─── Data section ───

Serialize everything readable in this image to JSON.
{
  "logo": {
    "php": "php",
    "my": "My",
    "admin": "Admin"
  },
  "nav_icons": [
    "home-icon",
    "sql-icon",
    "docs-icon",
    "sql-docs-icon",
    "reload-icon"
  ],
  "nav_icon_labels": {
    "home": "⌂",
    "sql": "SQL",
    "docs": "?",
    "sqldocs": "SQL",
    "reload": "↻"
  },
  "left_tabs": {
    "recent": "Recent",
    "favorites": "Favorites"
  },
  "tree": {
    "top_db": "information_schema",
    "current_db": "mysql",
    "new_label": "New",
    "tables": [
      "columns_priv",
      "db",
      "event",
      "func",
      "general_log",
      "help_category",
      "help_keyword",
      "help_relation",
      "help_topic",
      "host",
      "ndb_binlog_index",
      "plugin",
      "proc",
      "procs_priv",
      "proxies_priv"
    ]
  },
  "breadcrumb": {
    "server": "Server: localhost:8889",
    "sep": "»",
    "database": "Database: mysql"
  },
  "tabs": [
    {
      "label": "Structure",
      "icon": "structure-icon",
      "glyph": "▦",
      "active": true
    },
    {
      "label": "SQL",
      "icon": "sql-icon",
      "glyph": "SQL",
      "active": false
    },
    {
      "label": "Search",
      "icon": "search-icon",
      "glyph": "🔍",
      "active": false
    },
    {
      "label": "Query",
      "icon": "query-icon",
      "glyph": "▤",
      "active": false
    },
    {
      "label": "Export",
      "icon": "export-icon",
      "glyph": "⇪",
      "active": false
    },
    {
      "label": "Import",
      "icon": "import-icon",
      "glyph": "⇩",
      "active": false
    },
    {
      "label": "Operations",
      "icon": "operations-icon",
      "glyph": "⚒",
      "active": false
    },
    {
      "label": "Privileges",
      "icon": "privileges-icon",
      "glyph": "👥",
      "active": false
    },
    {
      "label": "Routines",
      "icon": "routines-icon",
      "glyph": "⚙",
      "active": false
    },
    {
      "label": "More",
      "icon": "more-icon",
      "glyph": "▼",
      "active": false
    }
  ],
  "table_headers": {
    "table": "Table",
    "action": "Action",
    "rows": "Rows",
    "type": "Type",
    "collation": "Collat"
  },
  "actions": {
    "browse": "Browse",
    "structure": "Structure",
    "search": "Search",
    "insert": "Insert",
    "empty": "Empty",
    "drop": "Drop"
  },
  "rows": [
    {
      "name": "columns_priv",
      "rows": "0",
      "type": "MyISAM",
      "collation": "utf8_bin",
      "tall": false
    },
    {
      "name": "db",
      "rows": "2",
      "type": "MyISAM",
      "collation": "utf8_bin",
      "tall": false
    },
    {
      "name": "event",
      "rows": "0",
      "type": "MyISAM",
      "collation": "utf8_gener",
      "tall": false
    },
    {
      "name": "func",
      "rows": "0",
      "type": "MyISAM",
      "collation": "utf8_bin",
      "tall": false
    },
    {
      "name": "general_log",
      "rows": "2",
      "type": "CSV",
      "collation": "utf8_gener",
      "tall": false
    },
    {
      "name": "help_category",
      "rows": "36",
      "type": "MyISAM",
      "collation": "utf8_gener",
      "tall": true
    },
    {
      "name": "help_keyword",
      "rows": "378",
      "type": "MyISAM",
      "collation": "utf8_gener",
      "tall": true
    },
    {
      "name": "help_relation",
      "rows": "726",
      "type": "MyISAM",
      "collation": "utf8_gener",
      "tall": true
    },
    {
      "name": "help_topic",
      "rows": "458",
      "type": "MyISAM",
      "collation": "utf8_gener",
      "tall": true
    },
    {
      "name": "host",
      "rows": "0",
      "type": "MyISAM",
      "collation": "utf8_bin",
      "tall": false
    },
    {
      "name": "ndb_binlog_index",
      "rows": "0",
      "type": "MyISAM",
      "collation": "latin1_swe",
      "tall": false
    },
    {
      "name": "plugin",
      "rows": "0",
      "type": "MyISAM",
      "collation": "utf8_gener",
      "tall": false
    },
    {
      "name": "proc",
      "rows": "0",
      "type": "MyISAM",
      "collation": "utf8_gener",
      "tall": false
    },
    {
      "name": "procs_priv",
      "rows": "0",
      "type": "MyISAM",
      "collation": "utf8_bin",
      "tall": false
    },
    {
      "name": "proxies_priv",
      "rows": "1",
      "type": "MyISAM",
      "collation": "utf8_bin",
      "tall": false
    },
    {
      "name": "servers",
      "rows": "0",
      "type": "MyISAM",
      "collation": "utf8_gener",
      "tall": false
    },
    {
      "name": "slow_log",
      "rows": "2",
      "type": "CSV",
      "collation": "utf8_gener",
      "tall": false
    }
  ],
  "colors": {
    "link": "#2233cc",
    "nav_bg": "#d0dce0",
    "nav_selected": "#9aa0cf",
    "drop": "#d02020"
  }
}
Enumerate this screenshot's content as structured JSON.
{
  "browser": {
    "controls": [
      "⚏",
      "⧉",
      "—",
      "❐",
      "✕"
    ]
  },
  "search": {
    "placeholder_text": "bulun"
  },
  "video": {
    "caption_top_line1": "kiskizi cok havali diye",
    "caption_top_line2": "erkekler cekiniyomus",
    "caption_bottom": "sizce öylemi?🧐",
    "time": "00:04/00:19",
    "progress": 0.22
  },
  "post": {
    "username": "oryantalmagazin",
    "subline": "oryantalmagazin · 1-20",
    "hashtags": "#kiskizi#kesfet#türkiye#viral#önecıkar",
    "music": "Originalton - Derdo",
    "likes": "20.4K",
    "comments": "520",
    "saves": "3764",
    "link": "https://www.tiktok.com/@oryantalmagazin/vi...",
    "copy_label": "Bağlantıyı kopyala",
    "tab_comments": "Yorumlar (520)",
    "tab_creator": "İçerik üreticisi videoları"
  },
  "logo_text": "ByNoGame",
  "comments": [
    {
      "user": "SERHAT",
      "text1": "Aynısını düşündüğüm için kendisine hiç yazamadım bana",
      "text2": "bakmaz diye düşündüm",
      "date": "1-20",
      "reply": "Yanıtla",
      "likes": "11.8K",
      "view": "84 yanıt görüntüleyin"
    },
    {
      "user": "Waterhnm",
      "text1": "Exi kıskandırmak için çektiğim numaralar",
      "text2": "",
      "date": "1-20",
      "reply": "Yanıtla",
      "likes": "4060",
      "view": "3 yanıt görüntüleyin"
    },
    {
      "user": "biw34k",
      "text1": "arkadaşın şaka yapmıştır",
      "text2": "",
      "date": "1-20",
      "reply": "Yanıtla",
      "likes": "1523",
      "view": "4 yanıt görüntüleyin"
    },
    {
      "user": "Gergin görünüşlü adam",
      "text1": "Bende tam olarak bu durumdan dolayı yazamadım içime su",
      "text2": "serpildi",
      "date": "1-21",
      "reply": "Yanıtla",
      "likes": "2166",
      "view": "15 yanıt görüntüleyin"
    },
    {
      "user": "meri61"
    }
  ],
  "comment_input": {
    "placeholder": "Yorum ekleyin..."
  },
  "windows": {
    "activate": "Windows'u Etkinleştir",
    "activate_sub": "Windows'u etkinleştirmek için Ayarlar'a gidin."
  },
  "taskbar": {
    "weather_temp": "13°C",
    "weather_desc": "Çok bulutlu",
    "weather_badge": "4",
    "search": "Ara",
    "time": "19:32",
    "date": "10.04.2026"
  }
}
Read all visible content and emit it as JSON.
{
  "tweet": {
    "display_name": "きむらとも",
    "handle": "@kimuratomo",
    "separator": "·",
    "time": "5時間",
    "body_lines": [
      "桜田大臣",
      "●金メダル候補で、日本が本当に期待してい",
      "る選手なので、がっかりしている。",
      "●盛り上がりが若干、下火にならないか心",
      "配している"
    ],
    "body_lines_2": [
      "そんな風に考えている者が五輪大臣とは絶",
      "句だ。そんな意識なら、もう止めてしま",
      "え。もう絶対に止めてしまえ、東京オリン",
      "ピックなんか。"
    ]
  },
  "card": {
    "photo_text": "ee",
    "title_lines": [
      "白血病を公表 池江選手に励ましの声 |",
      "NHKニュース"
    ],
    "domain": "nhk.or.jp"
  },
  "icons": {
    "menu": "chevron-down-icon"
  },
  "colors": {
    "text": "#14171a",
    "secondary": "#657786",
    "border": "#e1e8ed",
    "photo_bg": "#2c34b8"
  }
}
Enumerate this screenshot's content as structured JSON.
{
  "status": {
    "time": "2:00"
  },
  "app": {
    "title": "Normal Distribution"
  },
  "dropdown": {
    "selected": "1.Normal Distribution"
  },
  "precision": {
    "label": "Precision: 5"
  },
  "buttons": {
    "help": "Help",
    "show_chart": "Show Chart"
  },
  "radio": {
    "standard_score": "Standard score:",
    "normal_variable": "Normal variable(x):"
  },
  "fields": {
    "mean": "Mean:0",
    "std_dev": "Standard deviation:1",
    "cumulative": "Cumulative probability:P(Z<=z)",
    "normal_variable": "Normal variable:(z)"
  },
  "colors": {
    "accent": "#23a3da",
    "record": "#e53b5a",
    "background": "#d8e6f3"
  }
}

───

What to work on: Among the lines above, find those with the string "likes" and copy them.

Exercise response:
    "likes": "20.4K",
      "likes": "11.8K",
      "likes": "4060",
      "likes": "1523",
      "likes": "2166",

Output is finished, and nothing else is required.